Exercise directions —
Below are records to be repeated exactly. Leave their pictures behind.

[Interface dataset entries]
--- START ---
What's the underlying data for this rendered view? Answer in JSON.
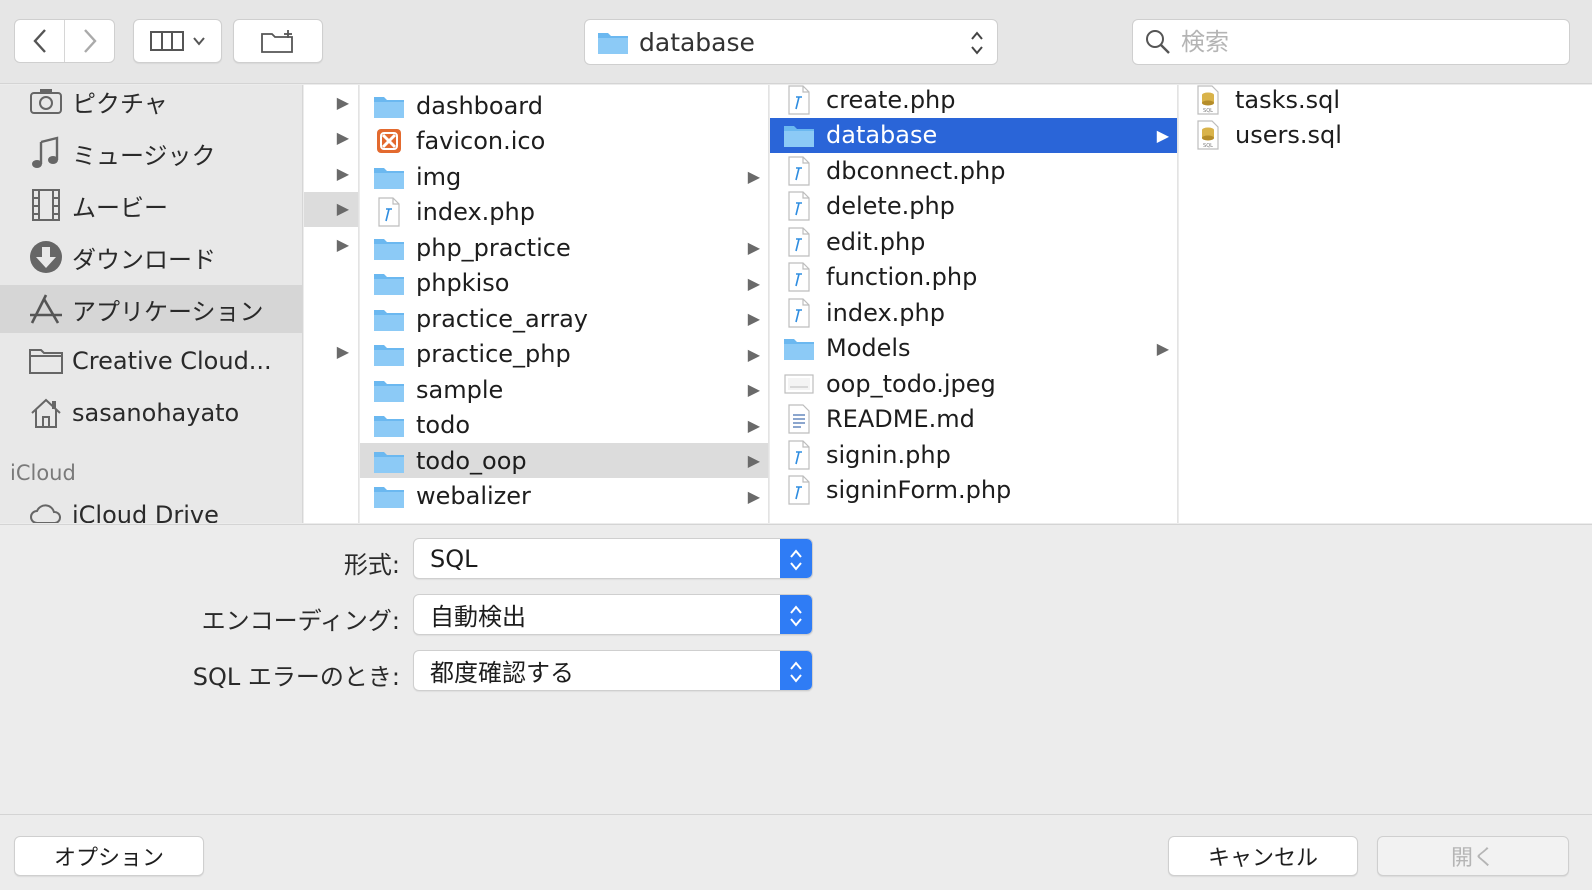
{
  "toolbar": {
    "path_label": "database",
    "search_placeholder": "検索"
  },
  "sidebar": {
    "items": [
      {
        "label": "ピクチャ",
        "icon": "camera-icon"
      },
      {
        "label": "ミュージック",
        "icon": "music-note-icon"
      },
      {
        "label": "ムービー",
        "icon": "film-icon"
      },
      {
        "label": "ダウンロード",
        "icon": "download-icon"
      },
      {
        "label": "アプリケーション",
        "icon": "applications-icon",
        "selected": true
      },
      {
        "label": "Creative Cloud...",
        "icon": "folder-icon"
      },
      {
        "label": "sasanohayato",
        "icon": "home-icon"
      }
    ],
    "section_icloud": "iCloud",
    "icloud_item": "iCloud Drive"
  },
  "column2": [
    {
      "name": "dashboard",
      "type": "folder",
      "arrow": false
    },
    {
      "name": "favicon.ico",
      "type": "xampp",
      "arrow": false
    },
    {
      "name": "img",
      "type": "folder",
      "arrow": true
    },
    {
      "name": "index.php",
      "type": "php",
      "arrow": false
    },
    {
      "name": "php_practice",
      "type": "folder",
      "arrow": true
    },
    {
      "name": "phpkiso",
      "type": "folder",
      "arrow": true
    },
    {
      "name": "practice_array",
      "type": "folder",
      "arrow": true
    },
    {
      "name": "practice_php",
      "type": "folder",
      "arrow": true
    },
    {
      "name": "sample",
      "type": "folder",
      "arrow": true
    },
    {
      "name": "todo",
      "type": "folder",
      "arrow": true
    },
    {
      "name": "todo_oop",
      "type": "folder",
      "arrow": true,
      "highlight": true
    },
    {
      "name": "webalizer",
      "type": "folder",
      "arrow": true
    }
  ],
  "column3": [
    {
      "name": "create.php",
      "type": "php"
    },
    {
      "name": "database",
      "type": "folder",
      "arrow": true,
      "selected": true
    },
    {
      "name": "dbconnect.php",
      "type": "php"
    },
    {
      "name": "delete.php",
      "type": "php"
    },
    {
      "name": "edit.php",
      "type": "php"
    },
    {
      "name": "function.php",
      "type": "php"
    },
    {
      "name": "index.php",
      "type": "php"
    },
    {
      "name": "Models",
      "type": "folder",
      "arrow": true
    },
    {
      "name": "oop_todo.jpeg",
      "type": "image"
    },
    {
      "name": "README.md",
      "type": "text"
    },
    {
      "name": "signin.php",
      "type": "php"
    },
    {
      "name": "signinForm.php",
      "type": "php"
    }
  ],
  "column4": [
    {
      "name": "tasks.sql",
      "type": "sql"
    },
    {
      "name": "users.sql",
      "type": "sql"
    }
  ],
  "options": {
    "format_label": "形式:",
    "format_value": "SQL",
    "encoding_label": "エンコーディング:",
    "encoding_value": "自動検出",
    "error_label": "SQL エラーのとき:",
    "error_value": "都度確認する"
  },
  "buttons": {
    "options": "オプション",
    "cancel": "キャンセル",
    "open": "開く"
  },
  "colors": {
    "selection": "#2a65d8",
    "folder": "#6bb8f0",
    "stepper": "#2f7cf5"
  }
}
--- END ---
Result —
What's the underlying data for this rendered view? Answer in JSON.
{
  "toolbar": {
    "path_label": "database",
    "search_placeholder": "検索"
  },
  "sidebar": {
    "items": [
      {
        "label": "ピクチャ",
        "icon": "camera-icon"
      },
      {
        "label": "ミュージック",
        "icon": "music-note-icon"
      },
      {
        "label": "ムービー",
        "icon": "film-icon"
      },
      {
        "label": "ダウンロード",
        "icon": "download-icon"
      },
      {
        "label": "アプリケーション",
        "icon": "applications-icon",
        "selected": true
      },
      {
        "label": "Creative Cloud...",
        "icon": "folder-icon"
      },
      {
        "label": "sasanohayato",
        "icon": "home-icon"
      }
    ],
    "section_icloud": "iCloud",
    "icloud_item": "iCloud Drive"
  },
  "column2": [
    {
      "name": "dashboard",
      "type": "folder",
      "arrow": false
    },
    {
      "name": "favicon.ico",
      "type": "xampp",
      "arrow": false
    },
    {
      "name": "img",
      "type": "folder",
      "arrow": true
    },
    {
      "name": "index.php",
      "type": "php",
      "arrow": false
    },
    {
      "name": "php_practice",
      "type": "folder",
      "arrow": true
    },
    {
      "name": "phpkiso",
      "type": "folder",
      "arrow": true
    },
    {
      "name": "practice_array",
      "type": "folder",
      "arrow": true
    },
    {
      "name": "practice_php",
      "type": "folder",
      "arrow": true
    },
    {
      "name": "sample",
      "type": "folder",
      "arrow": true
    },
    {
      "name": "todo",
      "type": "folder",
      "arrow": true
    },
    {
      "name": "todo_oop",
      "type": "folder",
      "arrow": true,
      "highlight": true
    },
    {
      "name": "webalizer",
      "type": "folder",
      "arrow": true
    }
  ],
  "column3": [
    {
      "name": "create.php",
      "type": "php"
    },
    {
      "name": "database",
      "type": "folder",
      "arrow": true,
      "selected": true
    },
    {
      "name": "dbconnect.php",
      "type": "php"
    },
    {
      "name": "delete.php",
      "type": "php"
    },
    {
      "name": "edit.php",
      "type": "php"
    },
    {
      "name": "function.php",
      "type": "php"
    },
    {
      "name": "index.php",
      "type": "php"
    },
    {
      "name": "Models",
      "type": "folder",
      "arrow": true
    },
    {
      "name": "oop_todo.jpeg",
      "type": "image"
    },
    {
      "name": "README.md",
      "type": "text"
    },
    {
      "name": "signin.php",
      "type": "php"
    },
    {
      "name": "signinForm.php",
      "type": "php"
    }
  ],
  "column4": [
    {
      "name": "tasks.sql",
      "type": "sql"
    },
    {
      "name": "users.sql",
      "type": "sql"
    }
  ],
  "options": {
    "format_label": "形式:",
    "format_value": "SQL",
    "encoding_label": "エンコーディング:",
    "encoding_value": "自動検出",
    "error_label": "SQL エラーのとき:",
    "error_value": "都度確認する"
  },
  "buttons": {
    "options": "オプション",
    "cancel": "キャンセル",
    "open": "開く"
  },
  "colors": {
    "selection": "#2a65d8",
    "folder": "#6bb8f0",
    "stepper": "#2f7cf5"
  }
}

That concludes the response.